Lightsabre – Mishi, you wrote, directed, edited and starred in Point Blank, a short film about a game of Russian Roulette. Will there be more projects to follow?
MM – Oh, you found that film? Ha ha! Point Blank was made during my course at New York Film Academy. Since then, directing has become one of my passions, so yes, there will be many more following.
Lightsabre – What lies ahead for you both in the future?
MM – It seems the future for a freelance artist is always a mystery, but there will definitely be many more paintings and films.
IM – I get a lot of requests to put out a book of my artwork.
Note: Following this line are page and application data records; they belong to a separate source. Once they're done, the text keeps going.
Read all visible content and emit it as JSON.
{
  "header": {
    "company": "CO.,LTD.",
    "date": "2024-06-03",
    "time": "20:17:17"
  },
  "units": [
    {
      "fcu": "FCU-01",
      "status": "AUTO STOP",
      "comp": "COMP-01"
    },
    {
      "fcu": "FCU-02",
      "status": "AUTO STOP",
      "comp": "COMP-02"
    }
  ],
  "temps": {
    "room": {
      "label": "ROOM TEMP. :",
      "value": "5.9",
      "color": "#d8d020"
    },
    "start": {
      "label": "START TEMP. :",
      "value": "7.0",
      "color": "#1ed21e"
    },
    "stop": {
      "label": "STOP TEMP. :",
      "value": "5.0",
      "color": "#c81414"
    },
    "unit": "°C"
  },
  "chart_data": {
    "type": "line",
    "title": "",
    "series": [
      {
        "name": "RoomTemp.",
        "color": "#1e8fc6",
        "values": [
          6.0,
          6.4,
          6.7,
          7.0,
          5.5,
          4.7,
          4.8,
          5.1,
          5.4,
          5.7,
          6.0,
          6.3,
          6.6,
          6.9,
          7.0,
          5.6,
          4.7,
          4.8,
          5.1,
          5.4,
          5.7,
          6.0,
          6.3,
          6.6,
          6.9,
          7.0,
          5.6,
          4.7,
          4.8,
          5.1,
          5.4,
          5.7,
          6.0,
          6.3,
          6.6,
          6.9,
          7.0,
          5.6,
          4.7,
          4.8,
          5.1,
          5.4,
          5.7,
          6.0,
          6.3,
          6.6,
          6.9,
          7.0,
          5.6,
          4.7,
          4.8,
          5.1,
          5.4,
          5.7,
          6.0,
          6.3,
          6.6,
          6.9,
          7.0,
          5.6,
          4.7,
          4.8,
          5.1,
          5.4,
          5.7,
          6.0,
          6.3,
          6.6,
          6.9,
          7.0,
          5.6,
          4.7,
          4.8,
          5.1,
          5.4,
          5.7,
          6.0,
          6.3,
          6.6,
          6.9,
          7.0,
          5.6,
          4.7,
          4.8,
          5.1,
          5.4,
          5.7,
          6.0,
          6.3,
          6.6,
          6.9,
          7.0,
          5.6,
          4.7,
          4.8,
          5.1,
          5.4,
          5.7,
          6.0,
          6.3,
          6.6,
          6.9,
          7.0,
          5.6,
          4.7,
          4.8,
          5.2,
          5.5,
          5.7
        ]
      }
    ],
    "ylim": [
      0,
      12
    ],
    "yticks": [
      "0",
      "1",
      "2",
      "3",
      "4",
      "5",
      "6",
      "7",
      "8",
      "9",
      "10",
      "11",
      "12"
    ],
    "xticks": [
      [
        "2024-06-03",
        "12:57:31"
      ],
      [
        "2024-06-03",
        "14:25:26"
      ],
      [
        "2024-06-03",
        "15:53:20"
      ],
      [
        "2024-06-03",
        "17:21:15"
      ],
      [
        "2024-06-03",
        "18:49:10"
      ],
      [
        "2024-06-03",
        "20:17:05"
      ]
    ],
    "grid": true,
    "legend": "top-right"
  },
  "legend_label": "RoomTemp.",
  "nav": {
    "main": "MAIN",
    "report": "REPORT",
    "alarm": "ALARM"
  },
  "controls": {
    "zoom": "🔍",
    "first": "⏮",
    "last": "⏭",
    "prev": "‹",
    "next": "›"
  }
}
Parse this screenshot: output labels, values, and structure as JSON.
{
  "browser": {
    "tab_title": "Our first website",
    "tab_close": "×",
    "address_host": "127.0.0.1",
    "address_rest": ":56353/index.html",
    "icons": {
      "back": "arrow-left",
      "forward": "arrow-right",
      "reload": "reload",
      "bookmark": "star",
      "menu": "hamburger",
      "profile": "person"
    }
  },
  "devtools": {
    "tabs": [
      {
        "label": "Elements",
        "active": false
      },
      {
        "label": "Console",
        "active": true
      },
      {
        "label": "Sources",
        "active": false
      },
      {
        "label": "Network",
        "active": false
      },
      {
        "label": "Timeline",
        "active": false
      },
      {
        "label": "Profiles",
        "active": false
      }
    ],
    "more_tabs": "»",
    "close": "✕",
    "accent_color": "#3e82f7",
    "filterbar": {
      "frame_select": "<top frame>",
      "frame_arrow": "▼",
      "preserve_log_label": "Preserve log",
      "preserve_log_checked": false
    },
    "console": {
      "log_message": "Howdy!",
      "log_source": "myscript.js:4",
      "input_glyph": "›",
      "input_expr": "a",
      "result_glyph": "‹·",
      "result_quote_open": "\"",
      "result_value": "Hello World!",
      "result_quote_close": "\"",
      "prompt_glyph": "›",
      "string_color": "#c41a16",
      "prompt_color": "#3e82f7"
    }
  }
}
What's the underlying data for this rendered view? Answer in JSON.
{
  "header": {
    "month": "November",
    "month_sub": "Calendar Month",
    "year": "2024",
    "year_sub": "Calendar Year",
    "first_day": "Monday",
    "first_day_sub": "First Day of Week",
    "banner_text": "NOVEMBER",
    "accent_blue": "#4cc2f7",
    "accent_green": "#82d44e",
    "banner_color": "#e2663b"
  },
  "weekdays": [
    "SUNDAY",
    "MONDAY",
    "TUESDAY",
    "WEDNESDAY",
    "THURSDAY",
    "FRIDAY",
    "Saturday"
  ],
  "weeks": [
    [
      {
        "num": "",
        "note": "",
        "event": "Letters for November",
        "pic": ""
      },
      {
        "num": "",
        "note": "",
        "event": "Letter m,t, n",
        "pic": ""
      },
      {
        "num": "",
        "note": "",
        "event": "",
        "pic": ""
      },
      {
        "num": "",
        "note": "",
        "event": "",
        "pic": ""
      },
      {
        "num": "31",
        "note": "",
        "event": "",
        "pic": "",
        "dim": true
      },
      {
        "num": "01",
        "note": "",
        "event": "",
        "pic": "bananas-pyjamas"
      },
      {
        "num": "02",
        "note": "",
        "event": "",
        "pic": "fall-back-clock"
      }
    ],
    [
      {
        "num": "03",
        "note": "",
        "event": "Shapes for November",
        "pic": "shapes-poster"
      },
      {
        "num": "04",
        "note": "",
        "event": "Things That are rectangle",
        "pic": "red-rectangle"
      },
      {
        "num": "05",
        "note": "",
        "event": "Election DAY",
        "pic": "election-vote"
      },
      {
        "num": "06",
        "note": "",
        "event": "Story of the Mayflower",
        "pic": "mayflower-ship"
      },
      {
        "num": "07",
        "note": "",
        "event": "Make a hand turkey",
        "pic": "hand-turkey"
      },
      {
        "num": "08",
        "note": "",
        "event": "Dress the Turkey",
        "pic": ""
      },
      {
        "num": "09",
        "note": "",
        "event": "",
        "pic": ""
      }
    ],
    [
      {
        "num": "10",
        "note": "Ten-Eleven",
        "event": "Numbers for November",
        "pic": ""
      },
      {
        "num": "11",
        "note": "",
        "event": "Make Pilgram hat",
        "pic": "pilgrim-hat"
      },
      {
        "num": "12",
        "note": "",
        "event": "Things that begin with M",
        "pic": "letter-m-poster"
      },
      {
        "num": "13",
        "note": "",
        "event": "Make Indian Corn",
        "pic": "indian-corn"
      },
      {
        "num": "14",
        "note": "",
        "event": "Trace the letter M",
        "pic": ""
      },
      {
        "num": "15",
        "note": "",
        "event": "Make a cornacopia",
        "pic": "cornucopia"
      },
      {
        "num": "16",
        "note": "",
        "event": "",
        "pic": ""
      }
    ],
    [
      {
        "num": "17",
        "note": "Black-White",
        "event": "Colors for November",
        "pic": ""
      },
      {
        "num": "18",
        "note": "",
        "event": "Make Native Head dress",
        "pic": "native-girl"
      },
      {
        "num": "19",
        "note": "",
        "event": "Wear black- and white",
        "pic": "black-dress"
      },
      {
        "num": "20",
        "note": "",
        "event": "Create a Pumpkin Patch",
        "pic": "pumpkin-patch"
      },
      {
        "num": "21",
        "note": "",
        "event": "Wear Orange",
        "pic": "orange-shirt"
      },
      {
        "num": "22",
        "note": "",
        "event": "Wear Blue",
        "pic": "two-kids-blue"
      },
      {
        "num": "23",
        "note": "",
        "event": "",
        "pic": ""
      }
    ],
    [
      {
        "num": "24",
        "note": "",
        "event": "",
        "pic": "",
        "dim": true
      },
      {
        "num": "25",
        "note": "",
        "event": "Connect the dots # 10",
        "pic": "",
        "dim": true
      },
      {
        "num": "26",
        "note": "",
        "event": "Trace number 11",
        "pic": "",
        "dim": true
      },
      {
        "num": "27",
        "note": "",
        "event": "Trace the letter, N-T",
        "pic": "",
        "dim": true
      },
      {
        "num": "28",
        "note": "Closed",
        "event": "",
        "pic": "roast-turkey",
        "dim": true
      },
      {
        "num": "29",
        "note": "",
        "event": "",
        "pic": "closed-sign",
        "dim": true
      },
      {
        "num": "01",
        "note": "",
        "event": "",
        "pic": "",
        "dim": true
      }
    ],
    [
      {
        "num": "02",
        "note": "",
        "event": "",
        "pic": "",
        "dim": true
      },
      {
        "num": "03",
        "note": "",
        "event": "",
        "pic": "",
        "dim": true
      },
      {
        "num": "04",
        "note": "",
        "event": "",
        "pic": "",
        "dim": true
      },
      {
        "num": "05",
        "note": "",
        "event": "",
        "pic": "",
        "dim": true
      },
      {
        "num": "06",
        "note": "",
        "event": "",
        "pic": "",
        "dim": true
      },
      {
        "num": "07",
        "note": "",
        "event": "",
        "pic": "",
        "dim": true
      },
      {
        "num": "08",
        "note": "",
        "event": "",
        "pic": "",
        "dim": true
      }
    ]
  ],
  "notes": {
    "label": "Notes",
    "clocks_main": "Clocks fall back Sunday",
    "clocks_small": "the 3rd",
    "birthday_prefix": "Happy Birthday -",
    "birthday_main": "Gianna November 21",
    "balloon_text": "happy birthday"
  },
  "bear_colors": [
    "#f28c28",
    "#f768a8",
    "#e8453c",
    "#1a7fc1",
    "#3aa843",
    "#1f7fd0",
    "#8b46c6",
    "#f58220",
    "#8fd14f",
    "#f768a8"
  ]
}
I’ve been so focused on writing screenplays and big fat novels that I’ve been ignoring them, but I’m starting to feel guilty about it. As a compromise, I’m toying with the idea of a graphic novel. So either a graphic novel or an ‘Art of Iain McCaig’ book or both, for all those fans who wouldn’t let me let it go.
I’m also hoping my two front-runner film projects will take flight soon. If they do, you’ll be the first to know.
Lightsabre – A quick question about Lightsabre site. Any comments?
MM – To be honest, this is the first time I’ve been on the site, but I really like it, Stories and art…you can’t get better than that, Oh yeah, and nice photo Mark!
IM – Any site aware and thoughtful enough to headline the passing of the great Tim Hildebrandt is a site to remember, in my books.
Lightsabre – It’s been a great interview, and thanks for being our guests. Just one final question. The Guardian Angel from Point Blank, Hikaru Sulu and John Carter are secretly entered into a clog dancing competition. None of them have any particular skills at clog dancing, but the winner wins a lifetimes supply of Romulan Ale. Who wins the clog-off?
MM – Well, if Romulan Ale was on the line, I can tell you the Guardian Angel would be Clogging the other contestants. No pun intended. Cheers!
IM – Hmm…illogical…I like it.
This interview was originally posted on lightsabre.co.uk on 2nd July 2006.